All aspects of the sound-worldvary over the length of the work, the voices altered, warped, echoed, sped up a bit and otherwise processed, the surrounding electronic vortex incorporating taped public spaces but more directly referring to classic 60s tape music. Occasionally, things mellow out a bit, a soft drone offset by typewrite-like clicks, backgrounding an apparent complaint by the male speaker. The text is stylishly bleak, Tarkovskovian perhaps (an English translation is supplied), often enunciated with bitterness. Somewhat past the midway point, a surprising, lounge-ish bass line emerges, with piano accompaniment, a noirish effect that's at once a welcome change but a bit ill-fitting. More than anything else, I'm reminded of those old Heiner Goebbels/Alfred 23 Harth collaborations, though sans the odd excellent musician. The music becomes increasingly straightforward as the disc progresses,ending in a swirl of Roger Powell proportions (look it up).
Listenable, overall, but a bit scattershot for my tastes, not much to really chew on.
Trio electronics with Cezary Duchnowski (piano, computer), Pawel Hendrich (guitar, computer) and Sławomir Kupczak (violin, computer). Not to generalize, but if there's a reasonably consistent characteristic about a good deal of the contemporary music feature on this label, it's that it perhaps owes to much of a debt to its predecessors, particularly the strain of electronic tape music prevalent elsewhere in the 60s and 70s that apparently took very strong hold here. There's something of the anachronistic in play that you don't here outside of academe in, say, the US, where the outside world manages to seep in, explicitly or otherwise. Not wanting to be too facile, but if you can imagine the driest Richard Teitelbaum work given some welcome Slavic spice, you'd be close to the music here. It's more interesting than the wan electronic academic work one can often hear but still retains an excess of reverence for a kind of classical tradition that no longer seems relevant. It sometimes sounds as though the musicians have heard nothing else but music in their "field", which obviously isn't the case, but the sense of insularity is strong.
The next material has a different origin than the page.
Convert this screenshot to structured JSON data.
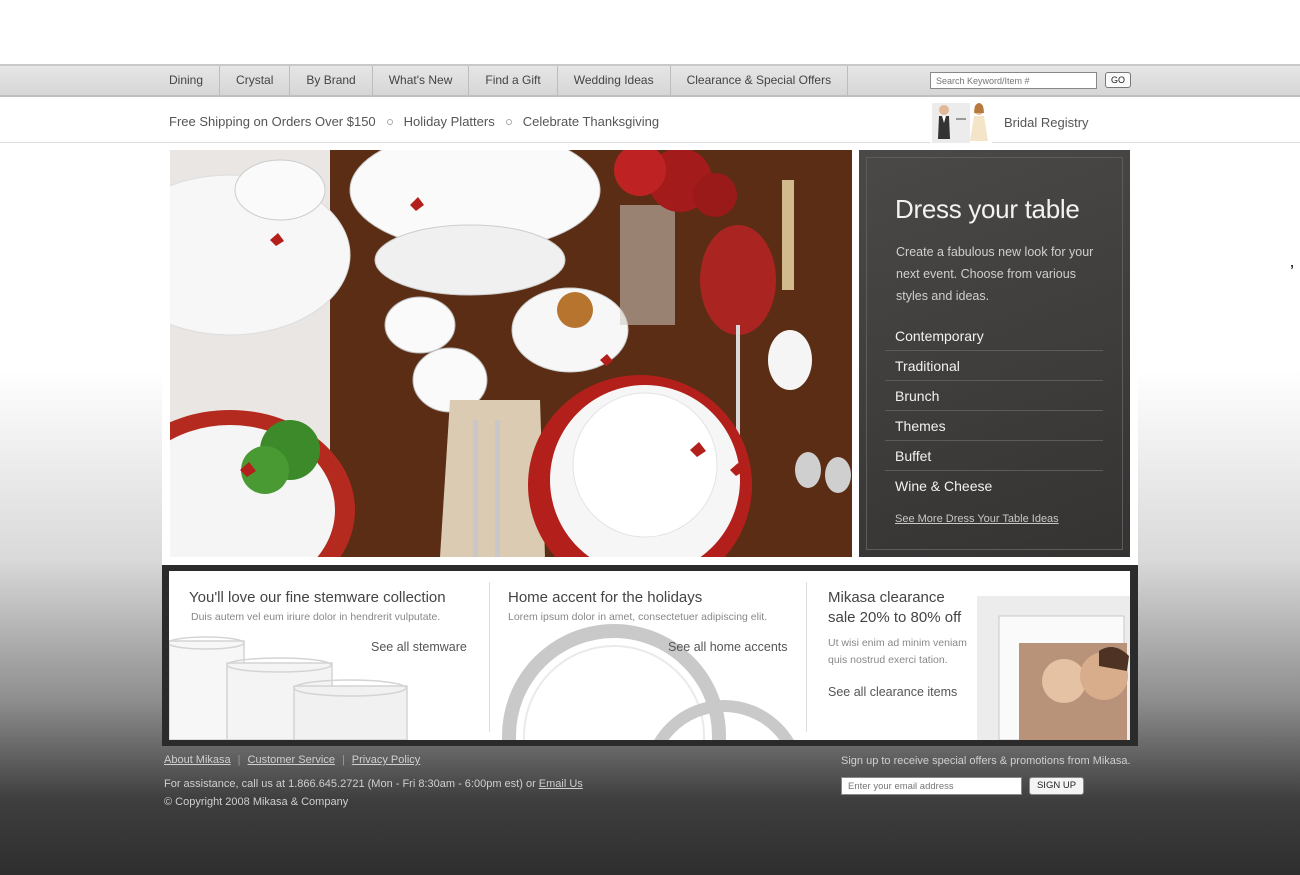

The sounds are solid, well structured and not unenjoyable, just too listless for me, at least now. Maybe I'm missing something.